Gadgets like smartphones empower people in many positive ways, but can also be used as tools of terrorism, prompting calls for governmental surveillance ability. Human-rights activists worry, meanwhile, that such surveillance could endanger legitimate social activism in some countries.
The US State Department has criticized the UAE move. "We're disappointed," a department spokeswoman told Toronto's Globe and Mail newspaper. "It's not about the Canadian company, it's about what we think is an important element of human rights ... and the free flow of information."
The Committee to Protect Journalists, in a Tuesday statement, described itself as alarmed.
“Handheld digital devices have become essential equipment for journalists, who rely on them to share information and do their reporting,” the group's executive director, Joel Simon, said. “The government’s plan to disable the devices will make the UAE a less hospitable place for the journalists and undermine efforts to make the kingdom a global media center.”
For its part, RIM is keeping mostly silent, but has said in a statement that it "is committed to continue delivering highly secure and innovative products that satisfy the needs of both customers and governments."
It is touting the new Torch smartphone as combining the best of a BlackBerry – including a slide-out keyboard – and "a full touch screen experience."
- BlackBerry ban in UAE will reportedly extend to visitors, too

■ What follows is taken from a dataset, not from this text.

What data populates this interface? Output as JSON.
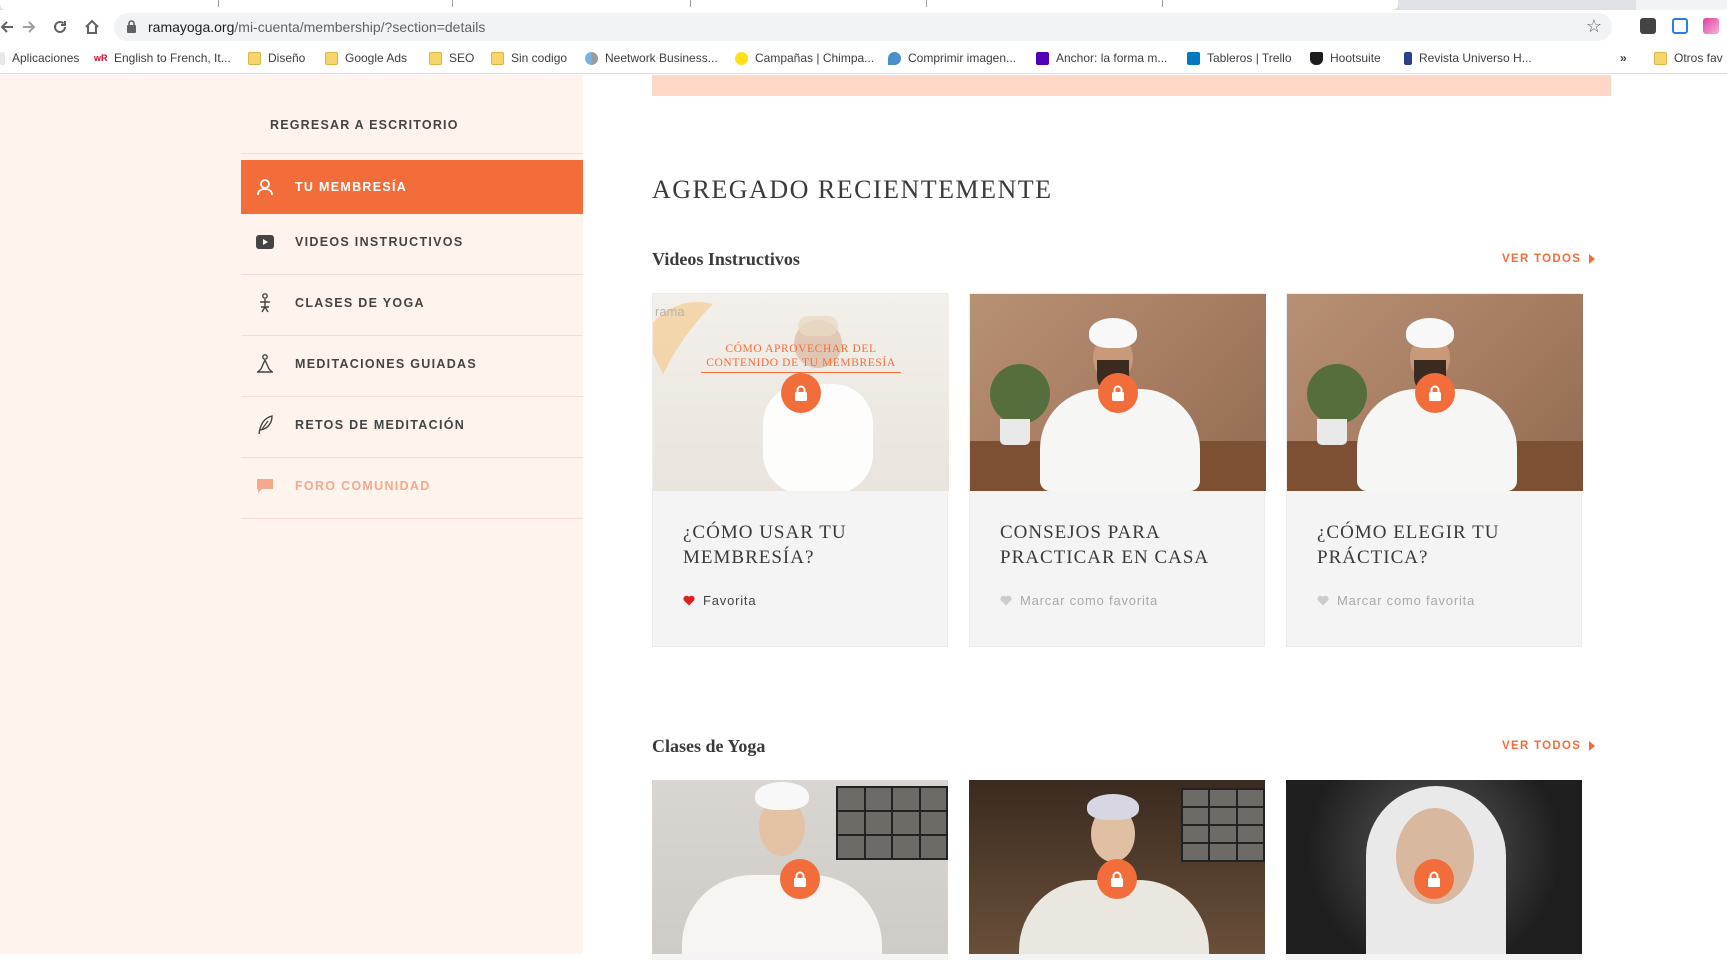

- BlackBerry ban: Is UAE trying to crack down on Dubai's wild ways?
- UAE's BlackBerry ban: Why is Canada silent?